-- MATERIAL PROVIDED follows --

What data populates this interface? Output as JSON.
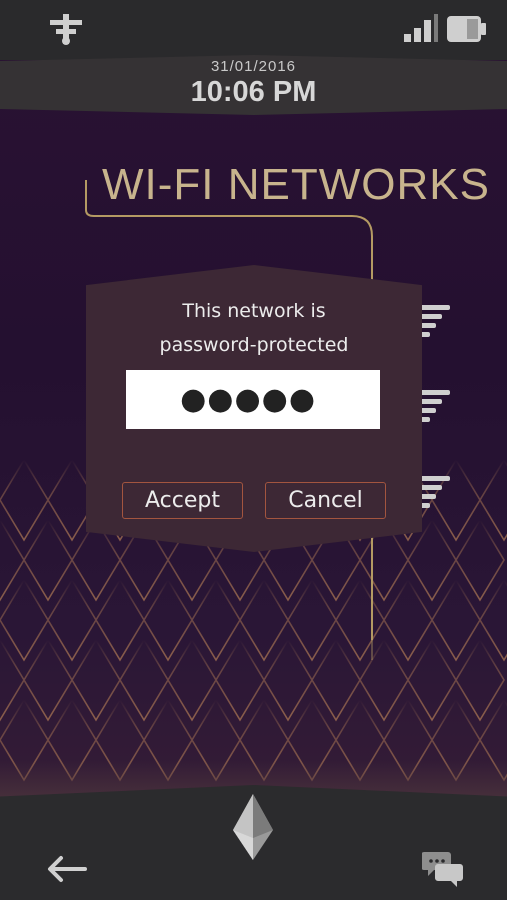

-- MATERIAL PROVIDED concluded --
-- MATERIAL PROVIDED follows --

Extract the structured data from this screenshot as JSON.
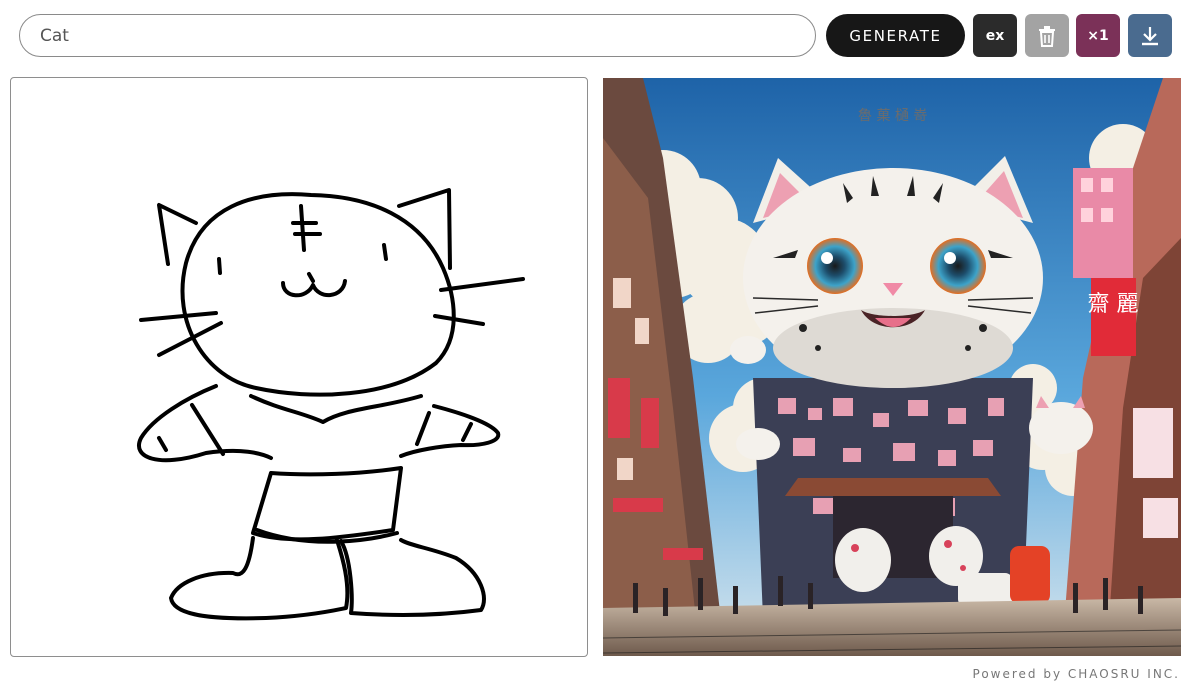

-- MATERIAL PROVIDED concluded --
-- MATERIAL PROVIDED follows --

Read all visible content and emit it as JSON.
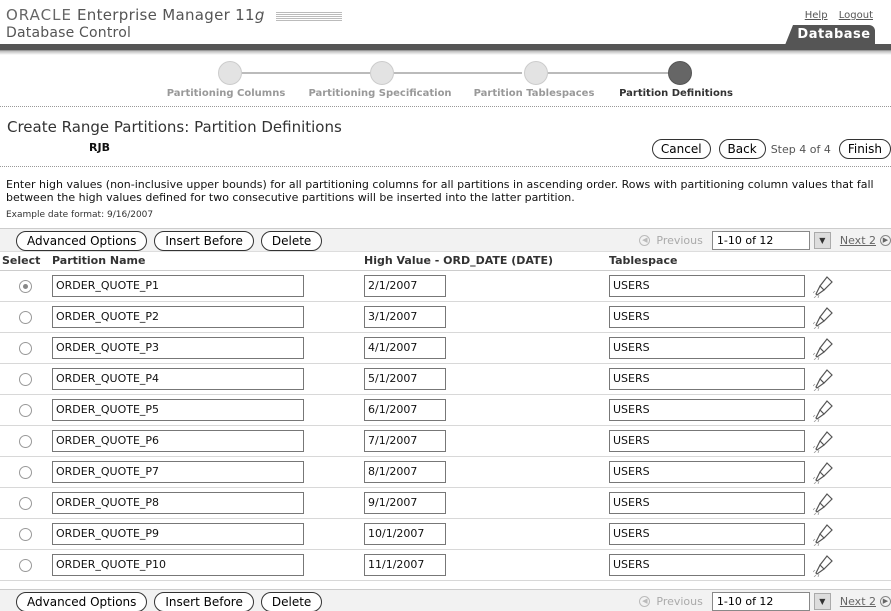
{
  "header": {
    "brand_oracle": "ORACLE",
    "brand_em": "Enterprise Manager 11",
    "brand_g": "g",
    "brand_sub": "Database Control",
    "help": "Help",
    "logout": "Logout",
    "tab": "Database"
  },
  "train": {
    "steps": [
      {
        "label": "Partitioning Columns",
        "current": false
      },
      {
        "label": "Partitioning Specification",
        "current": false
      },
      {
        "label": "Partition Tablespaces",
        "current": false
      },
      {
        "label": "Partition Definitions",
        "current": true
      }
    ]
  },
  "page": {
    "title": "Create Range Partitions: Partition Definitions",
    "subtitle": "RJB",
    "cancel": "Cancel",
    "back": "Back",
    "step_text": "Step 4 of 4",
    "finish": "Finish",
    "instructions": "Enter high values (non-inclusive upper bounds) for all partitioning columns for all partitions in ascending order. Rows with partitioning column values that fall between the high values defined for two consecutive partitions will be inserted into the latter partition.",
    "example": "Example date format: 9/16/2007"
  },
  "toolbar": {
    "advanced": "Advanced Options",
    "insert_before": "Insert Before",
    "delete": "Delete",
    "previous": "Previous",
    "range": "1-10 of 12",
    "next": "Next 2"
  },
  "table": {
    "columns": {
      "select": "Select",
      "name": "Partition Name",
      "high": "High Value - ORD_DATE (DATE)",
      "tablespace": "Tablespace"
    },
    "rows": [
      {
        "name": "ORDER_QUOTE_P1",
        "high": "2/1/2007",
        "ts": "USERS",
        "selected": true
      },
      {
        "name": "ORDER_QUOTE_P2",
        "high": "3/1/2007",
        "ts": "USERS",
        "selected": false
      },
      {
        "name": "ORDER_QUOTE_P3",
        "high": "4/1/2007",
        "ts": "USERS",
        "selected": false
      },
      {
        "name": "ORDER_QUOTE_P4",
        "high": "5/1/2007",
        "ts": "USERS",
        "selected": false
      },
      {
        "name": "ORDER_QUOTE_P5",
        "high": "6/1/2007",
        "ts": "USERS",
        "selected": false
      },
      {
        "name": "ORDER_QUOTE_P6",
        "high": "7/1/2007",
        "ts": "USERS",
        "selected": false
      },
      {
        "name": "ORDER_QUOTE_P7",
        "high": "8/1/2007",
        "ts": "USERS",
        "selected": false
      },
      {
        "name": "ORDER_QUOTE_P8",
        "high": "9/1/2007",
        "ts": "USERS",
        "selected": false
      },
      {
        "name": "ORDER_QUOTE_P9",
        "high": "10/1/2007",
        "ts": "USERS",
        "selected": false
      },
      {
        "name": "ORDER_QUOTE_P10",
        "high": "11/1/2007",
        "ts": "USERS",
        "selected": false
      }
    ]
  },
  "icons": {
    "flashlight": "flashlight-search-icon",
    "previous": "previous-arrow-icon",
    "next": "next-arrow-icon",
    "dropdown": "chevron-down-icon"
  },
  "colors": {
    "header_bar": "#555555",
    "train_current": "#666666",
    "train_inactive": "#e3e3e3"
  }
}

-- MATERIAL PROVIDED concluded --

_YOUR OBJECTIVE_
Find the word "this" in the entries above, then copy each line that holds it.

_SOLUTION_
What data populates this interface? Output as JSON.
Extract the structured data from this screenshot as JSON.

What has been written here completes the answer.